Airlines frequently and aggressively add and drop routes due to demand and profitability (there were over 3,000 new or changed routes in 2016). HSR may add or drop services but the rail line itself represents a significant sunk cost and cannot be as easily modified in response to changing market conditions. For passengers, however, this can present an advantage as railway services are less likely to be withdrawn.
HSR projects tend to come with extremely high up-front price tags, usually require land acquisition, and are prone to cost overruns. The UK’s HS2 system being built from London to Birmingham and then on to Leeds and Manchester, was originally expected to cost £56bn ($77bn), but that figure has since almost doubled to £98bn ($135bn). HSR is subject to land subsidence such as in Taiwan where expensive changes sent costs soaring.
The California High-Speed Rail Authority is responsible for planning, designing, building, and operating the first HSR system in the U.S. Currently under construction in the California Central Valley, it will be 100 percent powered by renewables and eventually hopefully connect 8 of the 10 largest cities in the state contributing to economic development, a cleaner environment, job creation, and preserving agricultural and protected lands. Los Angeles, San Francisco, and San José already rank among the top five most gridlocked cities in the nation.
Unfortunately, construction has been substantially delayed due in part to problems that have plagued the project since the first construction contract was awarded for segments of the route through the Central Valley almost eight years ago in mid-2013 including an extremely slow rate of progress acquiring the land needed for the rail right of way in Fresno, California, where it became embroiled in legal paperwork finalizing agreements with adjacent railroads, utilities, and local governments in addition to construction errors and other factors.

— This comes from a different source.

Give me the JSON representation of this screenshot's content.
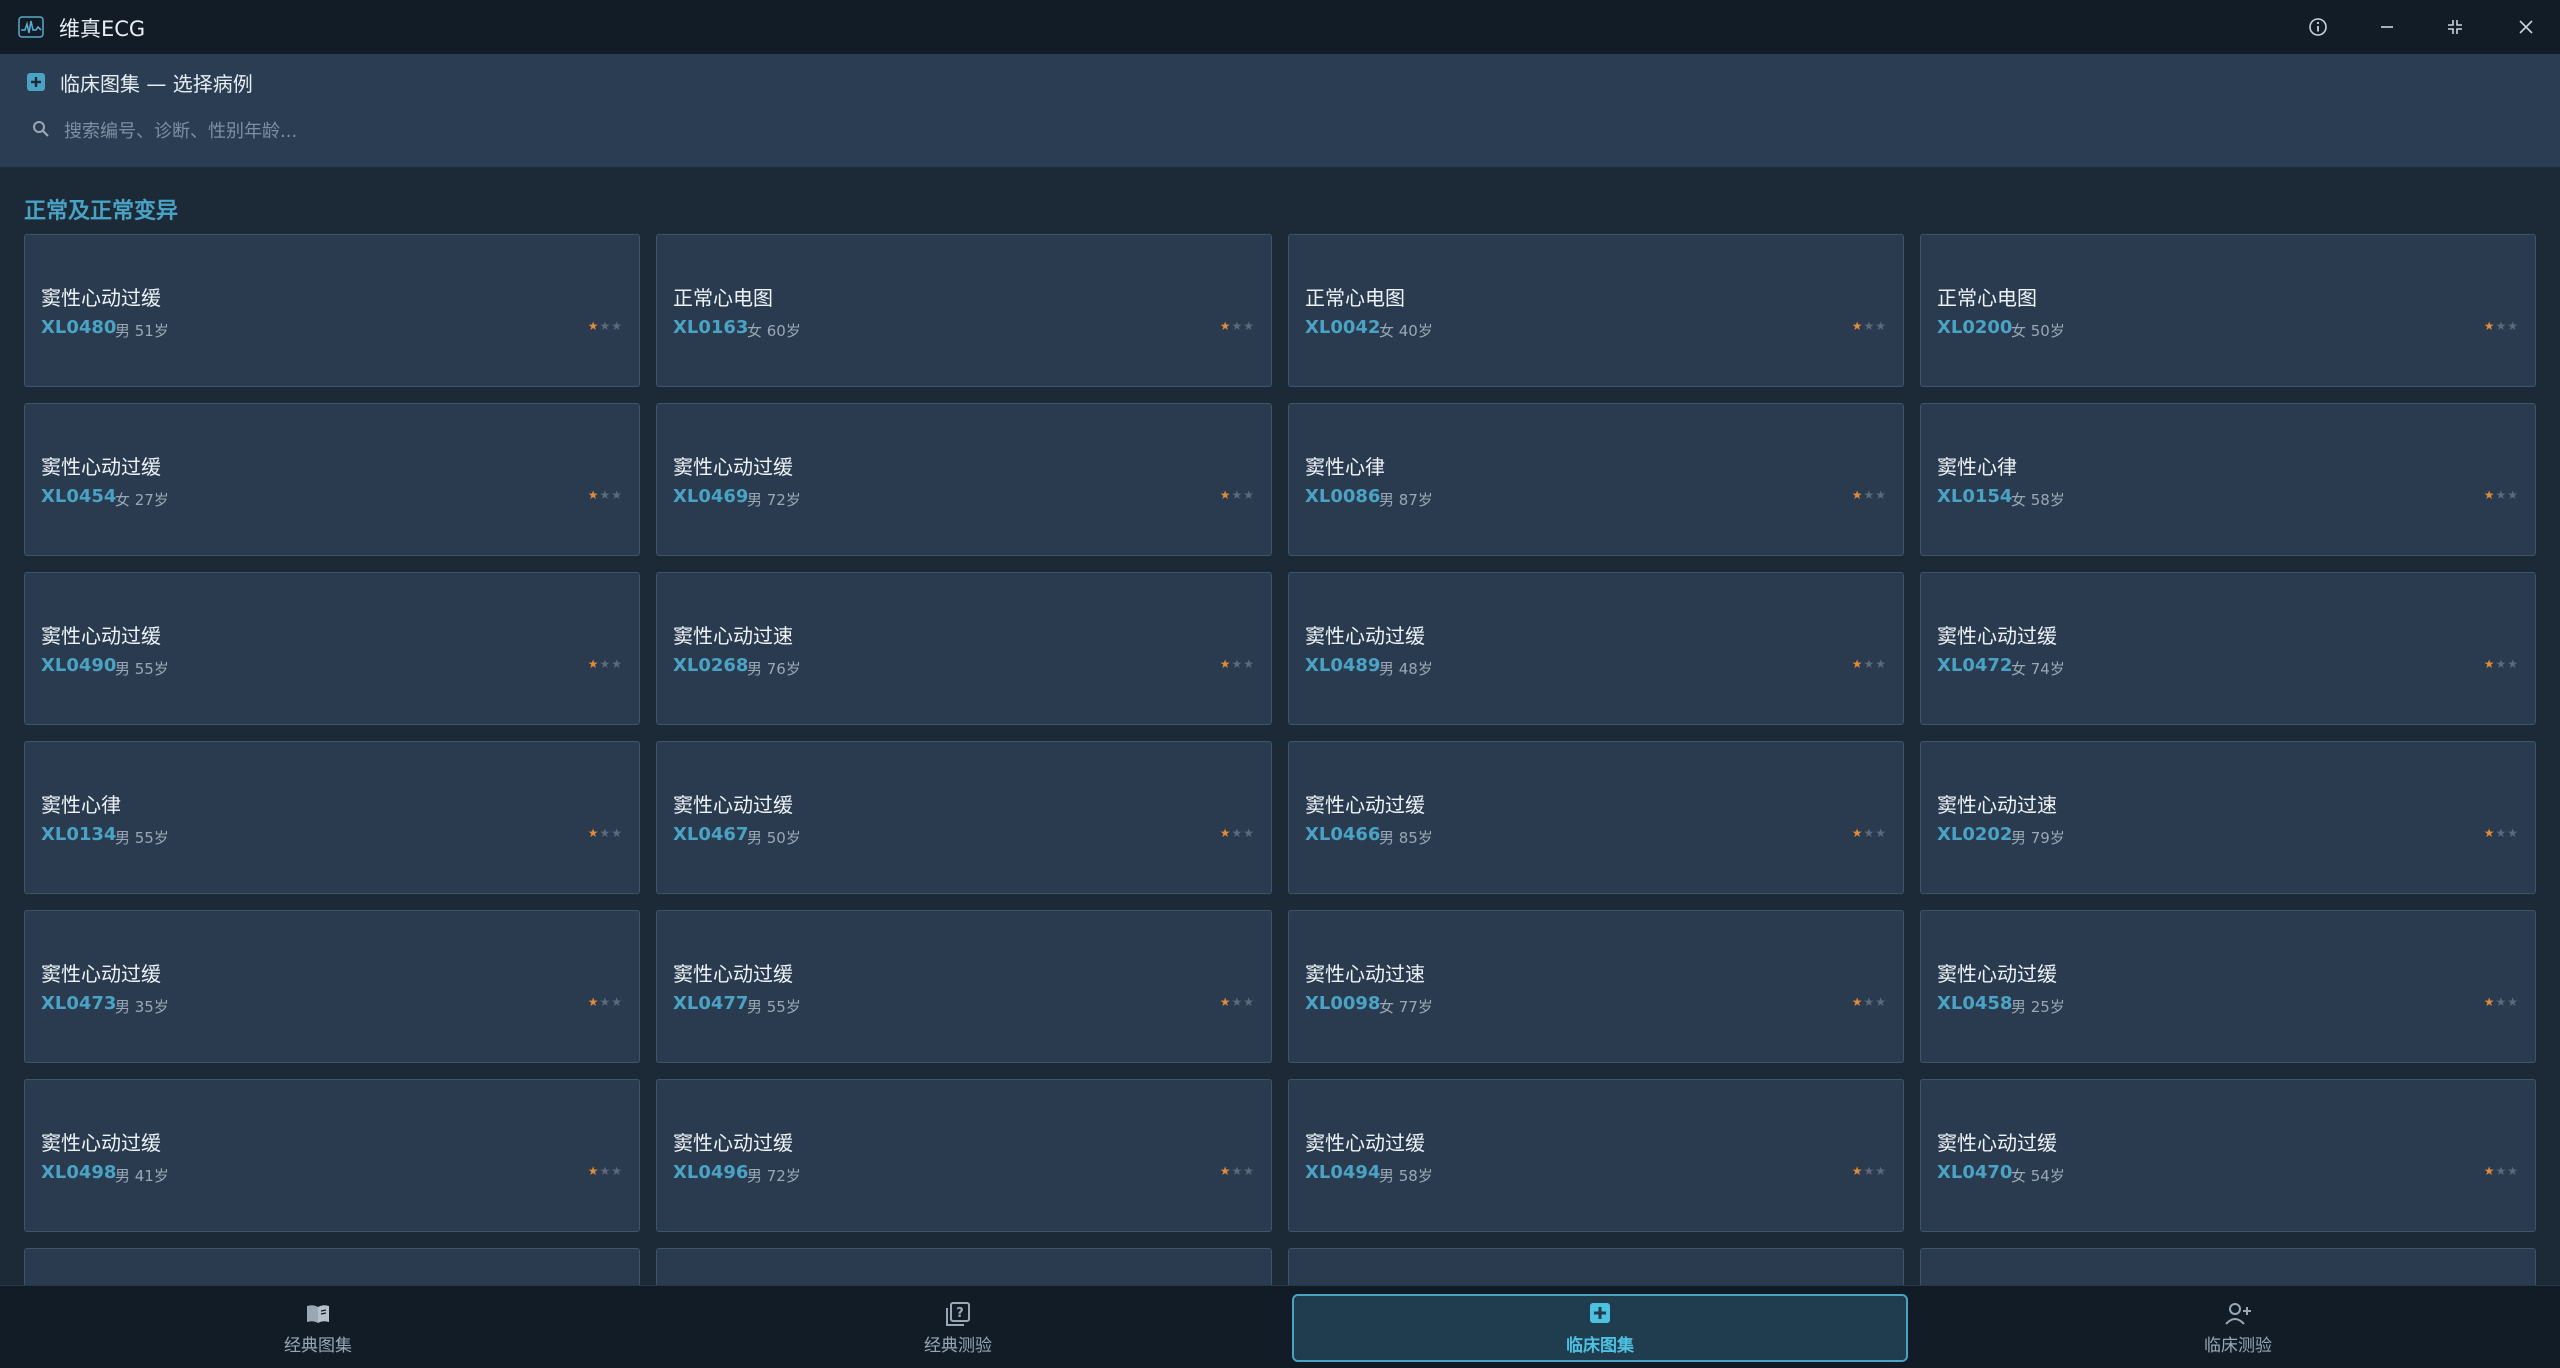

A revised spending plan now reflects a reality related to available financial resources for construction including paring back on what will be put out for construction bids for track and related systems on a drastically scaled back Merced-Bakersfield route. Instead of building the two tracks necessary to operate trains in both northbound and southbound directions, bids are currently being sought for only one track making the system impractical as a meaningful HSR transportation system. This could potentially setback further HSR project approval elsewhere in the country.
A key source of funding for California’s HSR efforts date back to the Obama administration 2010 allocation of almost $1 billion in federal rail improvement funds. In 2019, the Federal Railroad Administration under Trump terminated grant agreements for that funding and “de-obligated” the funds from the program threatening to seek repayment of another $2 billion in federal stimulus funds already largely spent by the state.
High-speed rail travel will most likely never provide a financial return to the developers and operators. Similar to the Interstate Highway System, it mostly is about delivering better services and economic growth for the broader community. Instead of the currently planned Merced-Bakersfield route, the California HSR authority should construct the two-rail system from San Diego to Seattle and then extend it to urban centers to the east. Expensive, yes, but so was the Interstate Highway System and those who objected to its original cost have long-since turned into supporters. The same would be true for High-Speed Rail.
That’s what I think, what about you?
 Corrine Brown is a former U.S. politician who served as a member of the House of Representatives from Florida.